Input material:
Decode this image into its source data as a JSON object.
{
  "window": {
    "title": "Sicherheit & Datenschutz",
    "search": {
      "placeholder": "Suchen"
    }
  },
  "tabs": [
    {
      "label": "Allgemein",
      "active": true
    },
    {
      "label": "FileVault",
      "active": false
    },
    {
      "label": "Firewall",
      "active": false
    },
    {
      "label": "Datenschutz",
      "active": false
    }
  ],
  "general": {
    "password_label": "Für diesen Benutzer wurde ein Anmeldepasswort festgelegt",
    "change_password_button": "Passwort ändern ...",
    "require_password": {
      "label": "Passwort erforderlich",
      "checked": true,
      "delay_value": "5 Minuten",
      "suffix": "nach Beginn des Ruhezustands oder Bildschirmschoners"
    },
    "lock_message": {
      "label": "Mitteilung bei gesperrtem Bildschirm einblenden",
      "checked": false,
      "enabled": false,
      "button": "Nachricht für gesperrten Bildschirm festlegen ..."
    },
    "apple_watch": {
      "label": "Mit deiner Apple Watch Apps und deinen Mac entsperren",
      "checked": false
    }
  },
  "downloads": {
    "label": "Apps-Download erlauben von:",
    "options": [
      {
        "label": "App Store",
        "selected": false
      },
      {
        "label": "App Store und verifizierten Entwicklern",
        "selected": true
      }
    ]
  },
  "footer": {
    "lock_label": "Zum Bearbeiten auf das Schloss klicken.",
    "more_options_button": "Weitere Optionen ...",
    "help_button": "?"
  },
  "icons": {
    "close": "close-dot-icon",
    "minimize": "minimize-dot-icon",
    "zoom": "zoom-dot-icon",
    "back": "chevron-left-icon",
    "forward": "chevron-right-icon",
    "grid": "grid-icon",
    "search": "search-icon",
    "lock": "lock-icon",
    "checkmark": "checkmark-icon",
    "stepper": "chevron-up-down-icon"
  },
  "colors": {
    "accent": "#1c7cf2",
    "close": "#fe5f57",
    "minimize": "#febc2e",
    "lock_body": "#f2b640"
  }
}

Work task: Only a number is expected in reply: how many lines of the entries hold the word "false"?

Completed task: 7